At East Knox High School, Tanesha Lewis got to try out “Big Red” when Dr. Rachael Morgan-Kiss came to visit.
But what else do you need to wear in Antarctica?
A dozen sets of Thermasilk long johns from Sierra Trading Post. For those of you facing the “polar vortex” from Alaska, I enthusiastically recommend these. Thermasilk underneath is worth more than a sweater; it keeps you comfortable at a wide range of temperatures, from sitting at the office to running the frozen trail.
The UV goggles, of course, to protect you from the ozone hole. Baby wipes, to clean yourself without water for a week. And above all, chocolate. McMurdo appears to be populated by chocoholics, who distribute this thermal protectant fuel to all passengers on the ice flight. In case they don’t, though, it’s recommended to pack one’s own (if the New Zealand Customs lets it in).

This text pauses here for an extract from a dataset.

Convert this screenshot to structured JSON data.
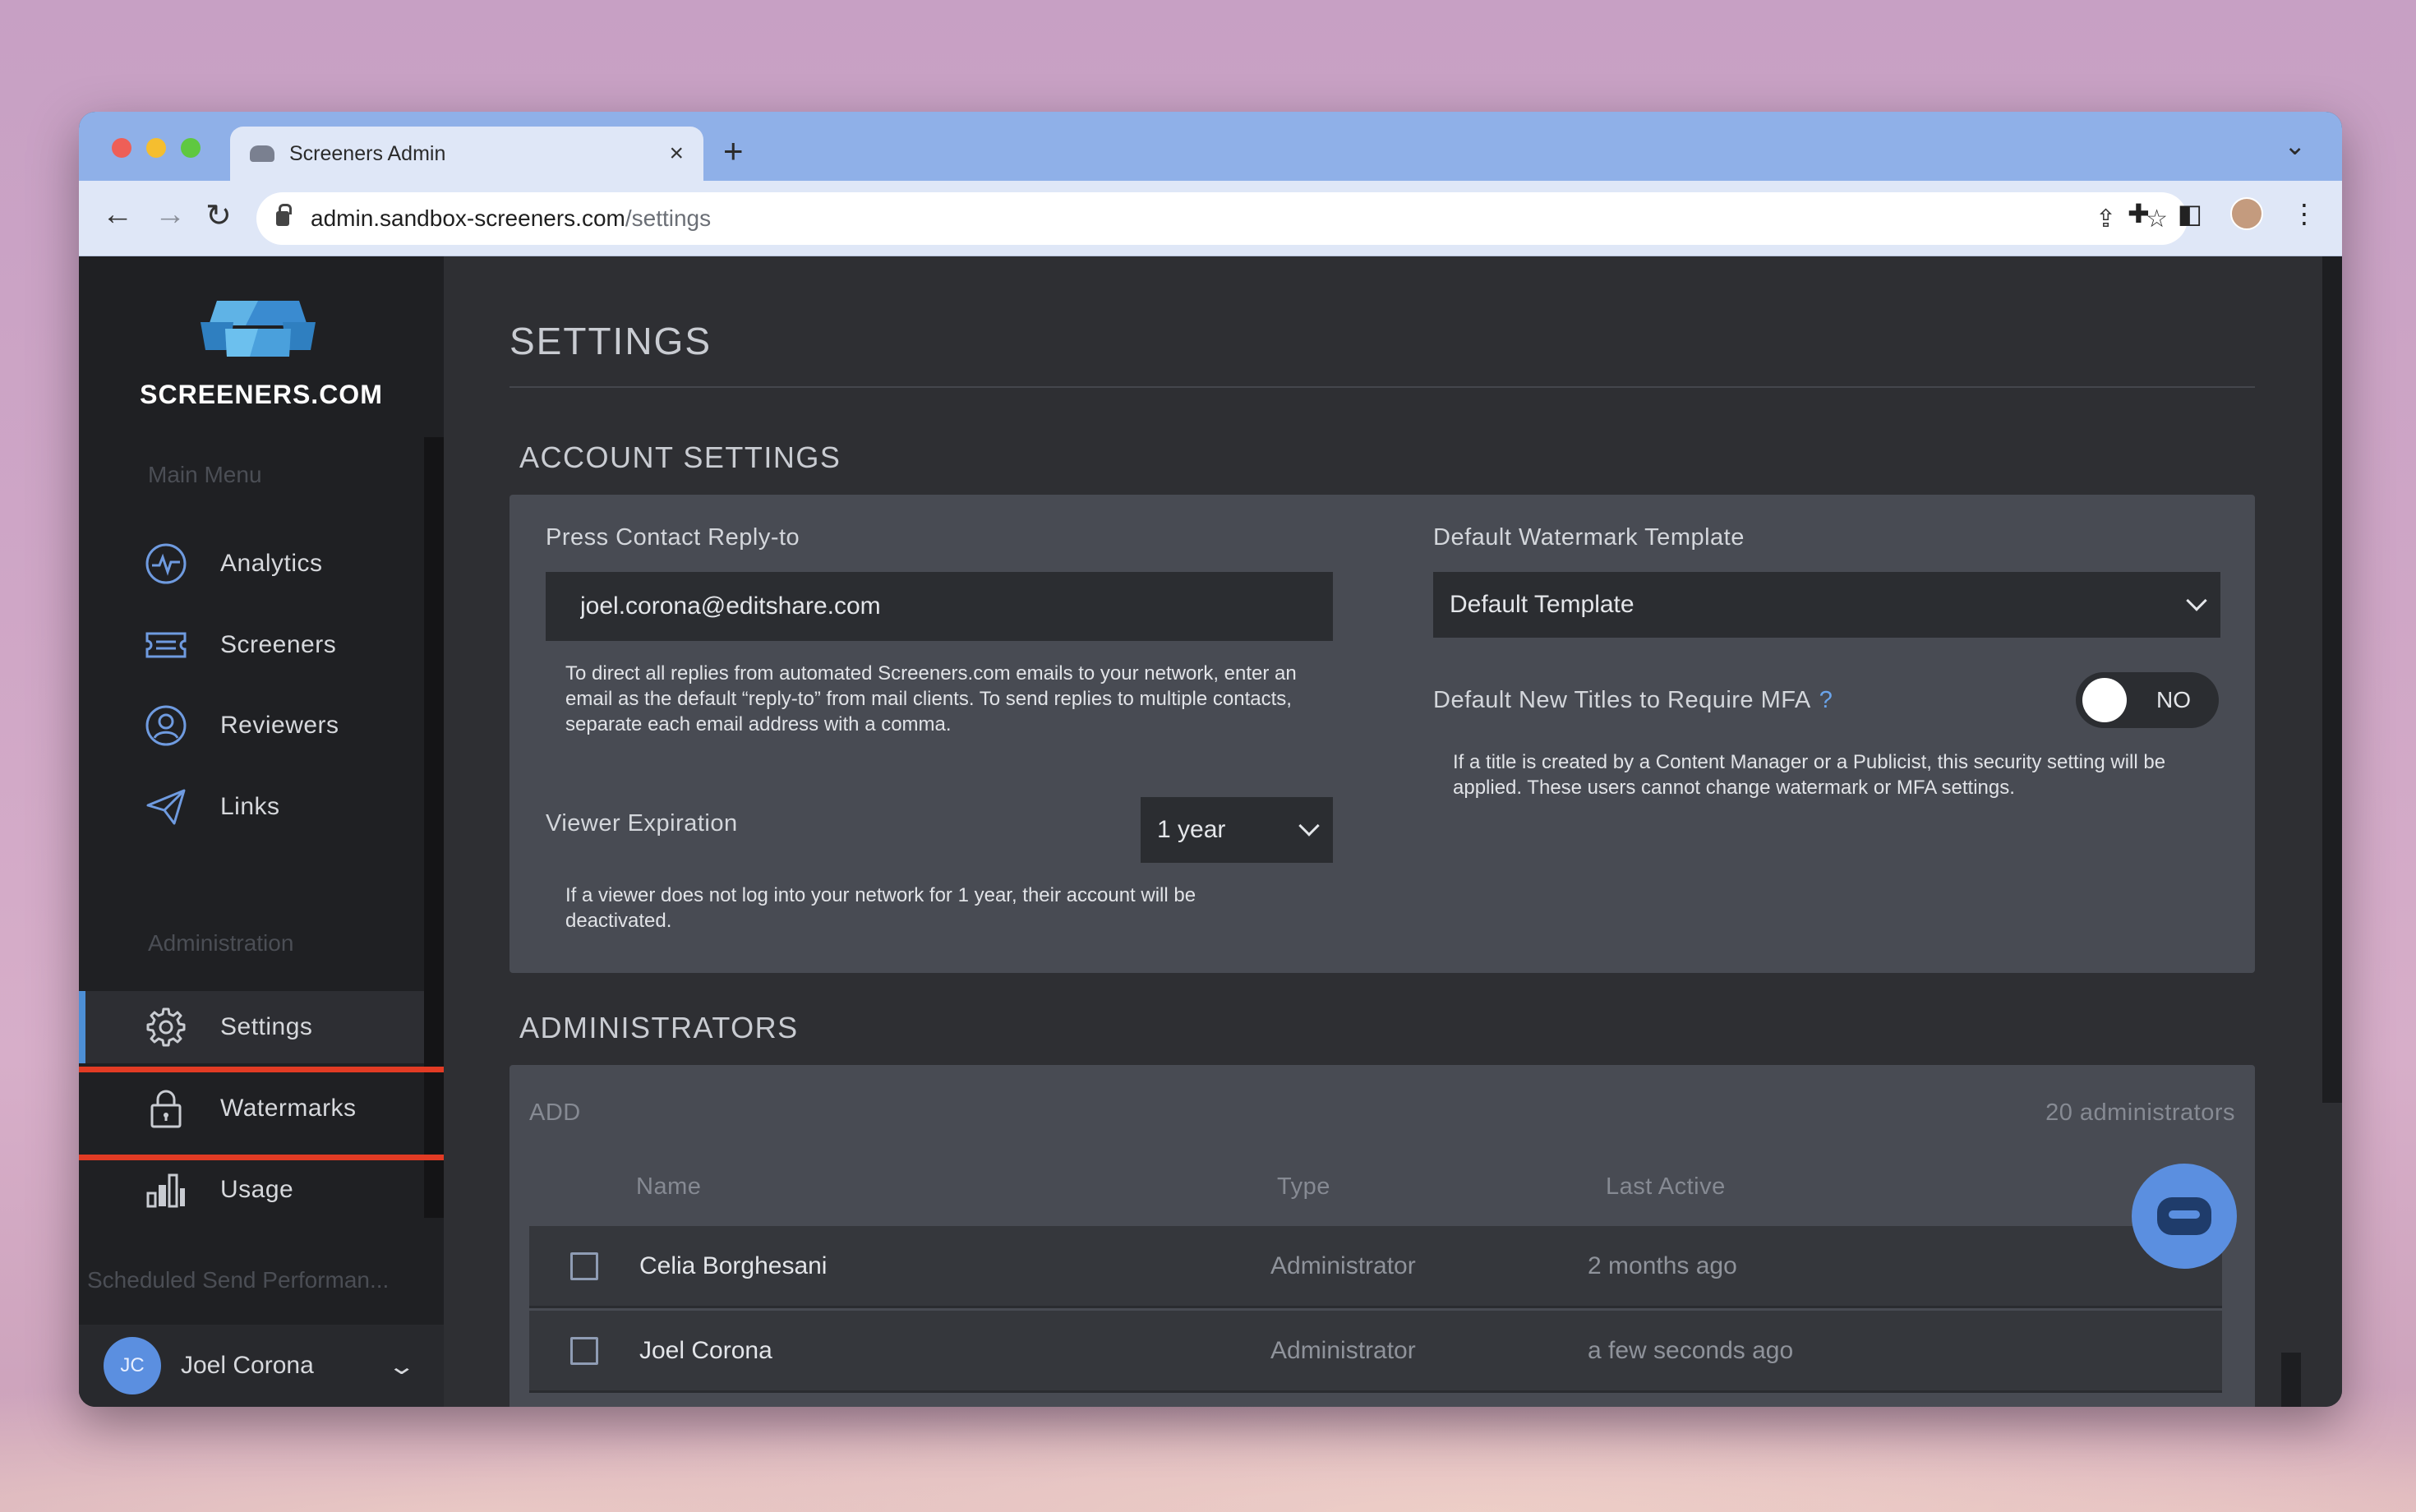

The best part of packing for Antarctica is you get this super cool luggage tag, so that wherever in the world your luggage ends up (after three international flights) they know where it’s supposed to go.
Meanwhile, our advance team asked me to bring various items they left behind.
Power cords and filters? You can’t get these anywhere on Antarctica?
Is this any way to run a continent?
My big question is, who’s left to bring all the stuff I leave behind?
Wendy Busenburg’s got it covered, all set with a backpack for whatever doesn’t fit in my suitcase. And Steve Arnett plans to come help sling-load my helicopter.
Thanks to everyone for pitching in and making adjustments so I could make this trip.
Finally got all the Extreme Cold Weather gear (ECW) at the Antarctica center in Christchurch. The poster shows all the stuff we’re required to wear on the Ice Flight, the Air Force plane that lands on the Ross ice shelf. The outer layers are shown, but actually there are supposed to be four layers in all: thermal underwear, fleece over-wear, inner jacket, red jacket and wind pants. The “bunny boots” have air-pocket insulation and inch-thick soles. The problem is that you get on the ice flight in Christchurch, at 70 degrees F, fly eight hours, then step out into zero F.
If you want to get yours, there’s a whole warehouse full here in Christchurch. That’s Marie waving, so come on over and pick your “big red” (sorry it sounds like Denison). I did spot one purple inner coat there. Anyway, they have every possible size of everything.
The group I arrived with were there for all kinds of science and construction work, including seismometers. Not for earthquakes–for glacier quakes. In the morning, we all crowd into the cargo hold with our gear. BIOL 103 students watched Encounters at the End of the World by Werner Herzog. Much of what’s in that film I will be doing in the next few days.